It’s possible to fall in love with somebody who has different ambitions or life goals that are contradictory to our own, who holds different philosophical beliefs or worldviews that clash with our own sense of reality.
It’s possible to fall in love with somebody who is not right for us and our happiness.
Love does not solve your relationship problems. The true life story below is a perfect example of this salient point. Read:
“My first girlfriend and I were madly in love with each other. We also lived in different cities, had no money to see each other, had families who hated each other, and went through weekly bouts of meaningless drama and fighting.
And every time we fought, we’d come back to each other the next day and make up and remind each other how crazy we were about one another and that none of those little things matter because we’re omg sooooooo in love and we’ll find a way to work it out and everything will be great, just you wait and see. Our love made us feellike we were overcoming our issues, when on a practical level, absolutely nothing had changed.
As you can imagine, none of our problems got resolved. The fights repeated themselves. The arguments got worse. Our inability to ever see each other hung around our necks like an albatross. We were both self-absorbed to the point where we could not even communicate that effectively. Hours and hours talking on the phone with nothing actually said. Looking back, there was no hope that it was going to last. Yet we kept it up for three fucking years!
After all, love conquers all, right?
Unsurprisingly, that relationship burst into flames and crashed like the Hindenburg being doused in jet fuel. The break up was ugly. And the big lesson I took away from it was this:while love may make you feel better about your relationship problems, it does not actually solve any of your relationship problems”.
The roller coaster of emotions can be intoxicating, each high feeling even more important and more valid than the one before, but unless there’s a stable and practical foundation beneath your feet, that rising tide of emotion will eventually come and wash it all away.
3. Love is not always worth sacrificing yourself. One of the defining characteristics of loving someone is that you are able to think outside of yourself and your own needs to help care for another person and their needs as well.
But the question that doesn’t get asked often enough is exactly whatare you sacrificing, and is it worth it?
In loving relationships, it’s normal for both people to occasionally sacrifice their own desires, their own needs, and their own time for one another. I would argue that this is normal and healthy and a big part of what makes a relationship so great.
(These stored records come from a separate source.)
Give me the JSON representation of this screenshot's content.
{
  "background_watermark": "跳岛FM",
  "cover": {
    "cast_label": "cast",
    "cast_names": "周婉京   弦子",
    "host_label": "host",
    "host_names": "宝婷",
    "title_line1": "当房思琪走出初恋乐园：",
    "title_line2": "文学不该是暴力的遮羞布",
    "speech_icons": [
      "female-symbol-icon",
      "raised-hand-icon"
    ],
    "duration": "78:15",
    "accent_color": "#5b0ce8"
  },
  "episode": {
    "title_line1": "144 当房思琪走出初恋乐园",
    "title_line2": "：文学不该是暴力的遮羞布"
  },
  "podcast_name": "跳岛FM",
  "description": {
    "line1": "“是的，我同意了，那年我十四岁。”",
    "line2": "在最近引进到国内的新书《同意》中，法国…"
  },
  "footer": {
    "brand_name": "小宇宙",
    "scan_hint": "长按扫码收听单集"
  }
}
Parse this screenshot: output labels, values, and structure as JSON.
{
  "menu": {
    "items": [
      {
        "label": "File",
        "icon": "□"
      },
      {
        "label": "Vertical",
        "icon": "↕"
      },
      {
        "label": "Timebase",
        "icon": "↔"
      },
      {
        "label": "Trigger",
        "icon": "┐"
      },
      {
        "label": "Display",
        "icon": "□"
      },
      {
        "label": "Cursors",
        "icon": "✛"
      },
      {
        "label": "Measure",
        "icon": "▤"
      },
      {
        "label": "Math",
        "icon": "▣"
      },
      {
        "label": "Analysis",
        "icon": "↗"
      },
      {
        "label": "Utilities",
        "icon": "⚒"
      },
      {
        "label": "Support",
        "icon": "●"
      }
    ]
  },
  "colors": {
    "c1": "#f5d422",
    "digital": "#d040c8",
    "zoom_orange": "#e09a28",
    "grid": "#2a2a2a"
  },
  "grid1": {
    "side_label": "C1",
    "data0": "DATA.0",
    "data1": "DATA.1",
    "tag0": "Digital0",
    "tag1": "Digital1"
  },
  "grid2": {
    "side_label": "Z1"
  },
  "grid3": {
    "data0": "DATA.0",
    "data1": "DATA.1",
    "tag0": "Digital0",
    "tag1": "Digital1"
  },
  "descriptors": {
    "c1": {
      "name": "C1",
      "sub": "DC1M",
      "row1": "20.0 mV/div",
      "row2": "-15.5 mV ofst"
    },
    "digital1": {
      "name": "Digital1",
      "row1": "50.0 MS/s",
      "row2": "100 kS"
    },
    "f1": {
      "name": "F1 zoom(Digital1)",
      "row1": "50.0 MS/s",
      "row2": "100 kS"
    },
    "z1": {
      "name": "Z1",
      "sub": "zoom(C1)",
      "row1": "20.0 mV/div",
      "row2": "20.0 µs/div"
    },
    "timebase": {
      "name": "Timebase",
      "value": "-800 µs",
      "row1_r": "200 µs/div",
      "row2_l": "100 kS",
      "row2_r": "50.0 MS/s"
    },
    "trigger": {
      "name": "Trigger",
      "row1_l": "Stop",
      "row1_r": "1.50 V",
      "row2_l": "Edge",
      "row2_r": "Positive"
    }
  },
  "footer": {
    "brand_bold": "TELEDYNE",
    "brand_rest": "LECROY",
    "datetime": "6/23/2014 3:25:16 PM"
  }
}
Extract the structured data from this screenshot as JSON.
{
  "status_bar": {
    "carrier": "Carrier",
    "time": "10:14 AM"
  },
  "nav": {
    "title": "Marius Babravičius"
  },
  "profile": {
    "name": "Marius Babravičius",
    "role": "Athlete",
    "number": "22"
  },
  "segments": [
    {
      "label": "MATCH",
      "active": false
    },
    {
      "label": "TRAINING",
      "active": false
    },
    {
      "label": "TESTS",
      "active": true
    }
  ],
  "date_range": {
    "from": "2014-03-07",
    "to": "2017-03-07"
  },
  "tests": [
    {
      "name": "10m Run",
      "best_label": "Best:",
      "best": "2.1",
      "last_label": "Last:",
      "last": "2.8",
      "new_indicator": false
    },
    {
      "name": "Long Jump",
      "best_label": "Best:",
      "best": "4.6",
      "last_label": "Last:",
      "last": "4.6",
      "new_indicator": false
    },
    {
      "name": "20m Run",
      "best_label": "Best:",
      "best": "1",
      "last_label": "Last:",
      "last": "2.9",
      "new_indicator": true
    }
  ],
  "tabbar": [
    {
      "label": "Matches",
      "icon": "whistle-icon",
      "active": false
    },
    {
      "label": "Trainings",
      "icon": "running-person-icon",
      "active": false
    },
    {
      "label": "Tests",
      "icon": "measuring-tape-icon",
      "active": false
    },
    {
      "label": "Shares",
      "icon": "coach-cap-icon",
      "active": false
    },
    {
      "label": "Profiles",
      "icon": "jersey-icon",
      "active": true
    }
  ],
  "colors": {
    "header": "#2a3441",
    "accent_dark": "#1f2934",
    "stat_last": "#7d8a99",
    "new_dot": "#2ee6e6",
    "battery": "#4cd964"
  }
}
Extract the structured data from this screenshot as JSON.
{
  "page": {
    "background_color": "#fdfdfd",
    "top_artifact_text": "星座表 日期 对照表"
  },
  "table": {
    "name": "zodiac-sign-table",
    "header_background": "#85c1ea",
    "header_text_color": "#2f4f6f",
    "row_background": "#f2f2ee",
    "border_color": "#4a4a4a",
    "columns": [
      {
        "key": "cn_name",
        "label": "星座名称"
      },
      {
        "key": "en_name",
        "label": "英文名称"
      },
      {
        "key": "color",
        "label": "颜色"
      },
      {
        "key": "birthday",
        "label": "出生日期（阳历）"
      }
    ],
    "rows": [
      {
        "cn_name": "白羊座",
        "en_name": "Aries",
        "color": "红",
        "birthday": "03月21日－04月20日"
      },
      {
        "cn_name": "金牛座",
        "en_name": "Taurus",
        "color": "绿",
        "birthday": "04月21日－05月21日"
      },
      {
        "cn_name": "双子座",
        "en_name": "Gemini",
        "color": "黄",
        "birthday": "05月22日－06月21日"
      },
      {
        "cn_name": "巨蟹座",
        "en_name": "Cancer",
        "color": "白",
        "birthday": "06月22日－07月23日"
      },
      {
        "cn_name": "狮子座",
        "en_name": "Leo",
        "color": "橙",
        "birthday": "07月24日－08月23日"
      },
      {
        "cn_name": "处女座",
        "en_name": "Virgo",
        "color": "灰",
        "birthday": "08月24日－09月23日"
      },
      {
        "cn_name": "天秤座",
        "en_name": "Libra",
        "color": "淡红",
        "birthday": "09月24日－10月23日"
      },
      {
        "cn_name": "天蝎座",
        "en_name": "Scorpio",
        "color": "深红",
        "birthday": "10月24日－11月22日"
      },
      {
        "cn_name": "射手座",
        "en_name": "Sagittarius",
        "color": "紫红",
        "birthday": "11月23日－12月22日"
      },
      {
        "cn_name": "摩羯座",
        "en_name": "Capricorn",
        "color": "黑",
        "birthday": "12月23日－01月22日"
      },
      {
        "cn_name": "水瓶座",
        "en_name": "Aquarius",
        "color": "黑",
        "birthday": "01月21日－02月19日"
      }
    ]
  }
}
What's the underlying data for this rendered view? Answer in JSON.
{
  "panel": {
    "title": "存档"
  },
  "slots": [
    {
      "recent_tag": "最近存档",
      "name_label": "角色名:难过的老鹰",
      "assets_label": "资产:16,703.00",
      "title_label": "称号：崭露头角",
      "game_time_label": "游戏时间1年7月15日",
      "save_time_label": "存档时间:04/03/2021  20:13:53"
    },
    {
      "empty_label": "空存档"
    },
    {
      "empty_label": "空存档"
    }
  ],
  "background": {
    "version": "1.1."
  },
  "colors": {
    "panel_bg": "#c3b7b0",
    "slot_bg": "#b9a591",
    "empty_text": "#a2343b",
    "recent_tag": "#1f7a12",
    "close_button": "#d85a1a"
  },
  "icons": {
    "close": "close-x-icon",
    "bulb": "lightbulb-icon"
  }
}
But when it comes to sacrificing one’s self-respect, one’s dignity, one’s physical body, one’s ambitions and life purpose, just to be with someone, then that same love becomes problematic. A loving relationship is supposed to supplement our individual identity, not damage it or replace it. If we find ourselves in situations where we’re tolerating disrespectful or abusive behavior, then that’s essentially what we’re doing: we’re allowing our love to consume us and negate us, and if we’re not careful, it will leave us as a shell of the person we once were.
You need more than love to sustain a relationship because truly whether you like to hear it or not, sometimes love is not just enough.